__DIRECTIONS FOR THIS TASK__
The entire listing, reproduced exactly and stripped of images, is the expected output.

---- PROVIDED DATA

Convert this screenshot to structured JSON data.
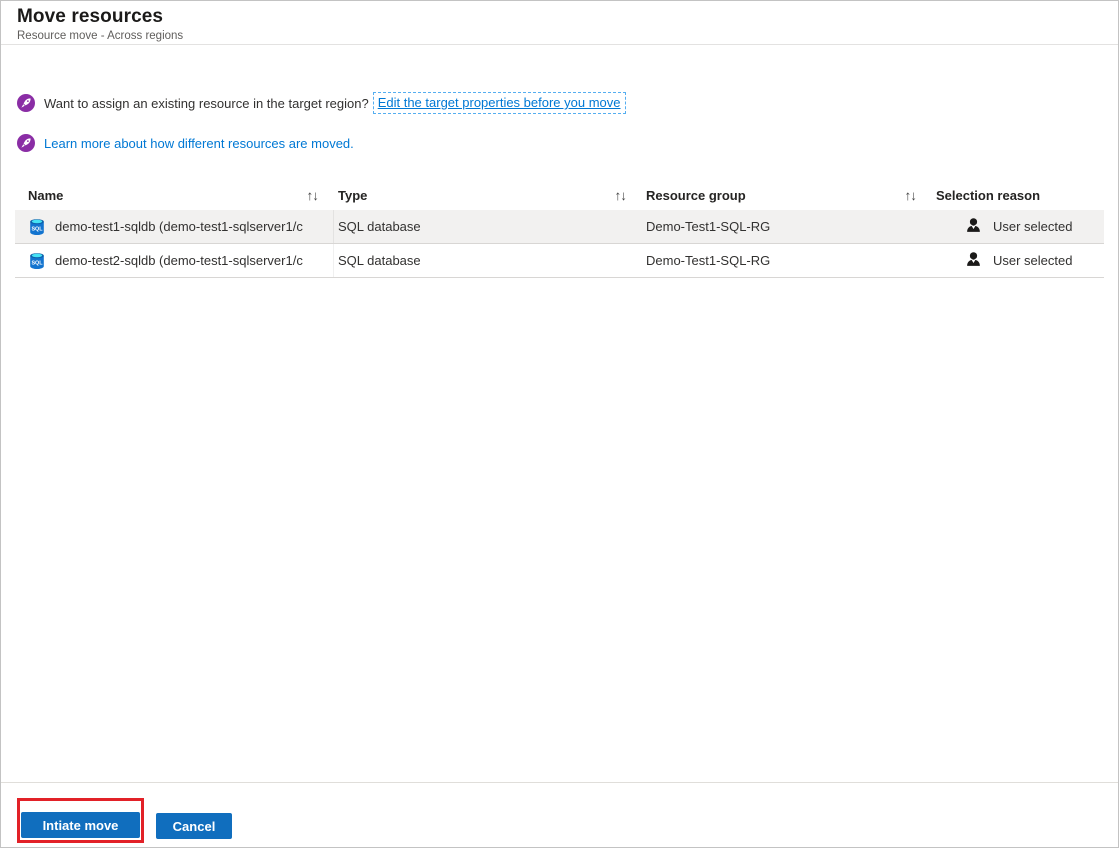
{
  "header": {
    "title": "Move resources",
    "subtitle": "Resource move - Across regions"
  },
  "notices": [
    {
      "icon": "resource-mover-rocket",
      "text": "Want to assign an existing resource in the target region?",
      "link": "Edit the target properties before you move",
      "link_focus_outline": true
    },
    {
      "icon": "resource-mover-rocket",
      "text": "",
      "link": "Learn more about how different resources are moved.",
      "link_focus_outline": false
    }
  ],
  "table": {
    "sort_icon": "↑↓",
    "columns": [
      {
        "label": "Name",
        "sortable": true
      },
      {
        "label": "Type",
        "sortable": true
      },
      {
        "label": "Resource group",
        "sortable": true
      },
      {
        "label": "Selection reason",
        "sortable": false
      }
    ],
    "rows": [
      {
        "icon": "sql-database-icon",
        "name": "demo-test1-sqldb (demo-test1-sqlserver1/c",
        "type": "SQL database",
        "resource_group": "Demo-Test1-SQL-RG",
        "selection_reason_icon": "person-icon",
        "selection_reason": "User selected",
        "highlighted": true
      },
      {
        "icon": "sql-database-icon",
        "name": "demo-test2-sqldb (demo-test1-sqlserver1/c",
        "type": "SQL database",
        "resource_group": "Demo-Test1-SQL-RG",
        "selection_reason_icon": "person-icon",
        "selection_reason": "User selected",
        "highlighted": false
      }
    ]
  },
  "footer": {
    "primary_button": "Intiate move",
    "secondary_button": "Cancel",
    "annotation": "red-highlight-box-around-primary-button"
  },
  "colors": {
    "accent_link_blue": "#0078d4",
    "button_blue": "#106ebe",
    "resource_mover_purple": "#8a2da5",
    "annotation_red": "#e22128",
    "row_highlight_gray": "#f2f1f0",
    "sql_icon_blue": "#1374cf",
    "sql_icon_top_cyan": "#45e2f4"
  }
}
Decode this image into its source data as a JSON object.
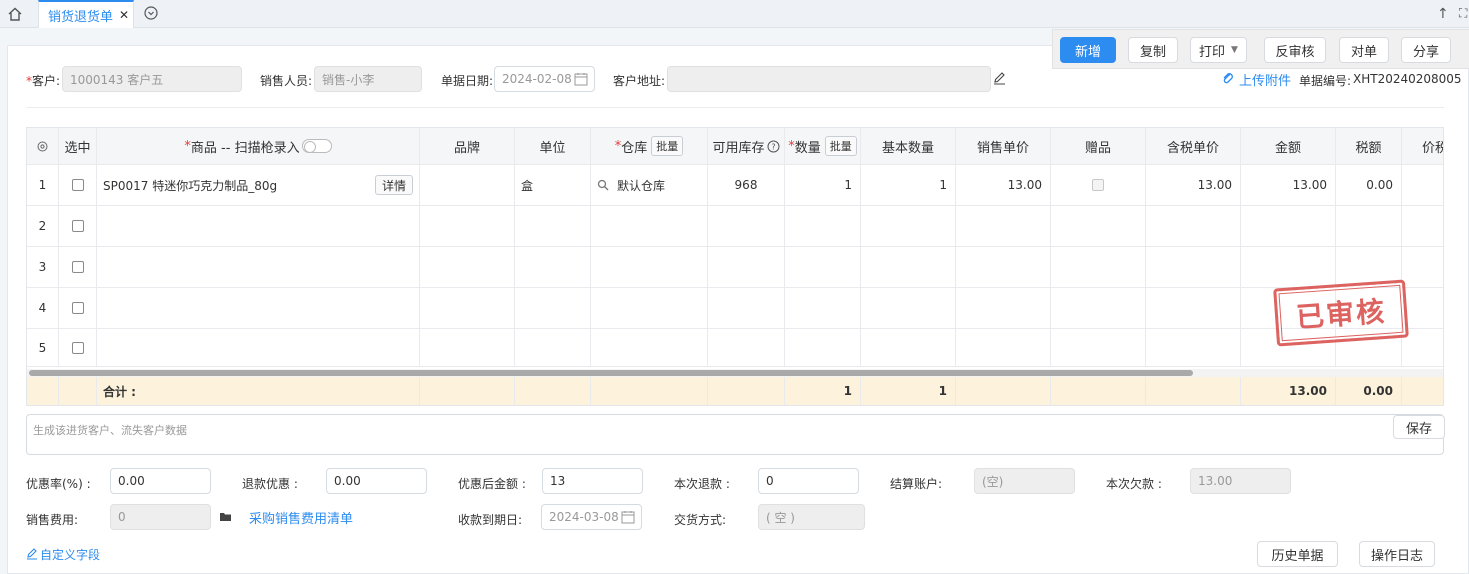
{
  "tabs": {
    "active_label": "销货退货单",
    "close_glyph": "✕"
  },
  "toolbar": {
    "new": "新增",
    "copy": "复制",
    "print": "打印",
    "unaudit": "反审核",
    "reconcile": "对单",
    "share": "分享"
  },
  "header": {
    "customer_label": "客户:",
    "customer_value": "1000143 客户五",
    "salesperson_label": "销售人员:",
    "salesperson_value": "销售-小李",
    "date_label": "单据日期:",
    "date_value": "2024-02-08",
    "address_label": "客户地址:",
    "address_value": "",
    "upload_label": "上传附件",
    "doc_no_label": "单据编号:",
    "doc_no_value": "XHT20240208005"
  },
  "grid": {
    "columns": {
      "select": "选中",
      "product": "商品 -- 扫描枪录入",
      "brand": "品牌",
      "unit": "单位",
      "warehouse": "仓库",
      "stock": "可用库存",
      "qty": "数量",
      "base_qty": "基本数量",
      "price": "销售单价",
      "gift": "赠品",
      "tax_price": "含税单价",
      "amount": "金额",
      "tax": "税额",
      "price_tax": "价税"
    },
    "batch_label": "批量",
    "detail_label": "详情",
    "rows": [
      {
        "no": "1",
        "product": "SP0017 特迷你巧克力制品_80g",
        "unit": "盒",
        "warehouse": "默认仓库",
        "stock": "968",
        "qty": "1",
        "base_qty": "1",
        "price": "13.00",
        "tax_price": "13.00",
        "amount": "13.00",
        "tax": "0.00"
      },
      {
        "no": "2"
      },
      {
        "no": "3"
      },
      {
        "no": "4"
      },
      {
        "no": "5"
      }
    ],
    "total": {
      "label": "合计 :",
      "qty": "1",
      "base_qty": "1",
      "amount": "13.00",
      "tax": "0.00"
    }
  },
  "stamp_text": "已审核",
  "memo_placeholder": "生成该进货客户、流失客户数据",
  "save_label": "保存",
  "footer": {
    "discount_rate_label": "优惠率(%) :",
    "discount_rate": "0.00",
    "refund_discount_label": "退款优惠 :",
    "refund_discount": "0.00",
    "after_discount_label": "优惠后金额 :",
    "after_discount": "13",
    "this_refund_label": "本次退款 :",
    "this_refund": "0",
    "account_label": "结算账户:",
    "account_value": "(空)",
    "this_owe_label": "本次欠款 :",
    "this_owe": "13.00",
    "sales_fee_label": "销售费用:",
    "sales_fee": "0",
    "fee_list_link": "采购销售费用清单",
    "due_date_label": "收款到期日:",
    "due_date": "2024-03-08",
    "delivery_label": "交货方式:",
    "delivery_value": "( 空 )",
    "custom_field_link": "自定义字段",
    "history_btn": "历史单据",
    "log_btn": "操作日志"
  }
}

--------

__TASK OUTPUT__
Convert this screenshot to structured JSON data.
{
  "header": {
    "title": "Move resources",
    "subtitle": "Resource move - Across regions"
  },
  "notices": [
    {
      "icon": "resource-mover-rocket",
      "text": "Want to assign an existing resource in the target region?",
      "link": "Edit the target properties before you move",
      "link_focus_outline": true
    },
    {
      "icon": "resource-mover-rocket",
      "text": "",
      "link": "Learn more about how different resources are moved.",
      "link_focus_outline": false
    }
  ],
  "table": {
    "sort_icon": "↑↓",
    "columns": [
      {
        "label": "Name",
        "sortable": true
      },
      {
        "label": "Type",
        "sortable": true
      },
      {
        "label": "Resource group",
        "sortable": true
      },
      {
        "label": "Selection reason",
        "sortable": false
      }
    ],
    "rows": [
      {
        "icon": "sql-database-icon",
        "name": "demo-test1-sqldb (demo-test1-sqlserver1/c",
        "type": "SQL database",
        "resource_group": "Demo-Test1-SQL-RG",
        "selection_reason_icon": "person-icon",
        "selection_reason": "User selected",
        "highlighted": true
      },
      {
        "icon": "sql-database-icon",
        "name": "demo-test2-sqldb (demo-test1-sqlserver1/c",
        "type": "SQL database",
        "resource_group": "Demo-Test1-SQL-RG",
        "selection_reason_icon": "person-icon",
        "selection_reason": "User selected",
        "highlighted": false
      }
    ]
  },
  "footer": {
    "primary_button": "Intiate move",
    "secondary_button": "Cancel",
    "annotation": "red-highlight-box-around-primary-button"
  },
  "colors": {
    "accent_link_blue": "#0078d4",
    "button_blue": "#106ebe",
    "resource_mover_purple": "#8a2da5",
    "annotation_red": "#e22128",
    "row_highlight_gray": "#f2f1f0",
    "sql_icon_blue": "#1374cf",
    "sql_icon_top_cyan": "#45e2f4"
  }
}
Decode this image into its source data as a JSON object.
{
  "tabs": {
    "active_label": "销货退货单",
    "close_glyph": "✕"
  },
  "toolbar": {
    "new": "新增",
    "copy": "复制",
    "print": "打印",
    "unaudit": "反审核",
    "reconcile": "对单",
    "share": "分享"
  },
  "header": {
    "customer_label": "客户:",
    "customer_value": "1000143 客户五",
    "salesperson_label": "销售人员:",
    "salesperson_value": "销售-小李",
    "date_label": "单据日期:",
    "date_value": "2024-02-08",
    "address_label": "客户地址:",
    "address_value": "",
    "upload_label": "上传附件",
    "doc_no_label": "单据编号:",
    "doc_no_value": "XHT20240208005"
  },
  "grid": {
    "columns": {
      "select": "选中",
      "product": "商品 -- 扫描枪录入",
      "brand": "品牌",
      "unit": "单位",
      "warehouse": "仓库",
      "stock": "可用库存",
      "qty": "数量",
      "base_qty": "基本数量",
      "price": "销售单价",
      "gift": "赠品",
      "tax_price": "含税单价",
      "amount": "金额",
      "tax": "税额",
      "price_tax": "价税"
    },
    "batch_label": "批量",
    "detail_label": "详情",
    "rows": [
      {
        "no": "1",
        "product": "SP0017 特迷你巧克力制品_80g",
        "unit": "盒",
        "warehouse": "默认仓库",
        "stock": "968",
        "qty": "1",
        "base_qty": "1",
        "price": "13.00",
        "tax_price": "13.00",
        "amount": "13.00",
        "tax": "0.00"
      },
      {
        "no": "2"
      },
      {
        "no": "3"
      },
      {
        "no": "4"
      },
      {
        "no": "5"
      }
    ],
    "total": {
      "label": "合计 :",
      "qty": "1",
      "base_qty": "1",
      "amount": "13.00",
      "tax": "0.00"
    }
  },
  "stamp_text": "已审核",
  "memo_placeholder": "生成该进货客户、流失客户数据",
  "save_label": "保存",
  "footer": {
    "discount_rate_label": "优惠率(%) :",
    "discount_rate": "0.00",
    "refund_discount_label": "退款优惠 :",
    "refund_discount": "0.00",
    "after_discount_label": "优惠后金额 :",
    "after_discount": "13",
    "this_refund_label": "本次退款 :",
    "this_refund": "0",
    "account_label": "结算账户:",
    "account_value": "(空)",
    "this_owe_label": "本次欠款 :",
    "this_owe": "13.00",
    "sales_fee_label": "销售费用:",
    "sales_fee": "0",
    "fee_list_link": "采购销售费用清单",
    "due_date_label": "收款到期日:",
    "due_date": "2024-03-08",
    "delivery_label": "交货方式:",
    "delivery_value": "( 空 )",
    "custom_field_link": "自定义字段",
    "history_btn": "历史单据",
    "log_btn": "操作日志"
  }
}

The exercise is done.